● **WHAT IS BEING ASKED**
For the data below, count the lines that have the string "title" and state that number by itself.

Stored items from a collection
*** Begin section ***

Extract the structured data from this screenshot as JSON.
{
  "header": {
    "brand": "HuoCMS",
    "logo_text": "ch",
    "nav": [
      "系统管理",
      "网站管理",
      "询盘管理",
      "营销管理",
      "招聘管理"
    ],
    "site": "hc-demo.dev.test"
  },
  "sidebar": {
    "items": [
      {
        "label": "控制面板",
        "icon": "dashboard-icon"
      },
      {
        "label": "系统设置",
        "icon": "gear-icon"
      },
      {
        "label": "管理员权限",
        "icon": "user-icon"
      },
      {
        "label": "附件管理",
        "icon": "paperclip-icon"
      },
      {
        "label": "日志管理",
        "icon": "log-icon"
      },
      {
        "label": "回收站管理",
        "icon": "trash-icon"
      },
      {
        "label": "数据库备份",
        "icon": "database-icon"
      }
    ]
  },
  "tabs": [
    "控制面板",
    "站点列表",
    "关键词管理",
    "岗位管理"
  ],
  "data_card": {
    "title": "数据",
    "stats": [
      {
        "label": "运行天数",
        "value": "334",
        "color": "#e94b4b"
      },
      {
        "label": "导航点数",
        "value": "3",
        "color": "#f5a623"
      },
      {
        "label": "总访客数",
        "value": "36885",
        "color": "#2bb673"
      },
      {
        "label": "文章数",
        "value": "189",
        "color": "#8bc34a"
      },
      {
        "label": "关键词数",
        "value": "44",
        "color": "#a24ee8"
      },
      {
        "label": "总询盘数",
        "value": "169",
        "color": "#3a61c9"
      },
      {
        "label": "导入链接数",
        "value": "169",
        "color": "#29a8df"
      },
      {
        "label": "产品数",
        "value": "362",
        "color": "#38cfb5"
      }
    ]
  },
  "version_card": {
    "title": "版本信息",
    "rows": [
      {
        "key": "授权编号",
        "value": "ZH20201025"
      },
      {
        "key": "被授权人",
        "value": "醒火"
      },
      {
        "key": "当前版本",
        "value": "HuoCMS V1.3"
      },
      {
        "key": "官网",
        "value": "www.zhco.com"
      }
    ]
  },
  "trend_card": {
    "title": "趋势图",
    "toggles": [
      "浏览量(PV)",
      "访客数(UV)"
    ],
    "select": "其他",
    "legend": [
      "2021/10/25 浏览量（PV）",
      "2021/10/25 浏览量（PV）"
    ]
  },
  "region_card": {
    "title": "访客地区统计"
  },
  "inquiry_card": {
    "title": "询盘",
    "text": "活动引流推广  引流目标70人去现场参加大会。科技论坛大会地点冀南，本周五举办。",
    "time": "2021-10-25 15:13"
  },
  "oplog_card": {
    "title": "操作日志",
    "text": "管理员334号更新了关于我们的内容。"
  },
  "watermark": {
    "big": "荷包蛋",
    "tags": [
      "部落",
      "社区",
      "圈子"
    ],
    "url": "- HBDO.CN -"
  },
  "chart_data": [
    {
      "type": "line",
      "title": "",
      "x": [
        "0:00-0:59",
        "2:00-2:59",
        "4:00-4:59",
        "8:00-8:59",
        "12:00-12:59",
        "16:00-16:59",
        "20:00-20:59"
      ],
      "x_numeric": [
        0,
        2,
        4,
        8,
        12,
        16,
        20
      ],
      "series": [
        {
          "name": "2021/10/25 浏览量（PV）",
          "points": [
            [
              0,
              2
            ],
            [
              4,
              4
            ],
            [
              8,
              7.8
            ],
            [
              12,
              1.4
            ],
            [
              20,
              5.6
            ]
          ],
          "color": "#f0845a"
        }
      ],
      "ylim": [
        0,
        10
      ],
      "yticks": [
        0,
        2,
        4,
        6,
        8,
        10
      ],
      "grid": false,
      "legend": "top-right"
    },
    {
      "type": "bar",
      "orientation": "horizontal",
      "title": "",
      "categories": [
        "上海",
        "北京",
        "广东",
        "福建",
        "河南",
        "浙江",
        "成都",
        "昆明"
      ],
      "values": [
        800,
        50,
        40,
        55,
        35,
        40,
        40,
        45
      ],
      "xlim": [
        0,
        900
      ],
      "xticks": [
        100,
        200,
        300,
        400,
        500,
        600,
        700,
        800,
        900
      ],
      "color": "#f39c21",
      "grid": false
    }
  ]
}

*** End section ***

● **RESPONSE FOR THIS EXERCISE**
8